### TASK STATEMENT
Wherever a line in the records contains the word "данном", return that line.
========
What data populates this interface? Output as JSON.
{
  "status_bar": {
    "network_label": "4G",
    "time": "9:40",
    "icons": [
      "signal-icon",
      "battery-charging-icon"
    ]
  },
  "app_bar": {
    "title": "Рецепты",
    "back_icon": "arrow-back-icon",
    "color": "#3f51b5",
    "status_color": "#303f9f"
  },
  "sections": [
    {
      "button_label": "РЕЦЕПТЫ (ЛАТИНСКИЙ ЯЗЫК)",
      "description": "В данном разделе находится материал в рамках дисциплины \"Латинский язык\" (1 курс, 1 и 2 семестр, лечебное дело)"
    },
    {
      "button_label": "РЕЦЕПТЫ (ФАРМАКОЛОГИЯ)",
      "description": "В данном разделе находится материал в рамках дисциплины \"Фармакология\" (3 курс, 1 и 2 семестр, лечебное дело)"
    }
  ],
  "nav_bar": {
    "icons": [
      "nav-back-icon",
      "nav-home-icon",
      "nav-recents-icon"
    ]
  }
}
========
### SOLUTION FOR THIS EXERCISE
      "description": "В данном разделе находится материал в рамках дисциплины \"Латинский язык\" (1 курс, 1 и 2 семестр, лечебное дело)"
      "description": "В данном разделе находится материал в рамках дисциплины \"Фармакология\" (3 курс, 1 и 2 семестр, лечебное дело)"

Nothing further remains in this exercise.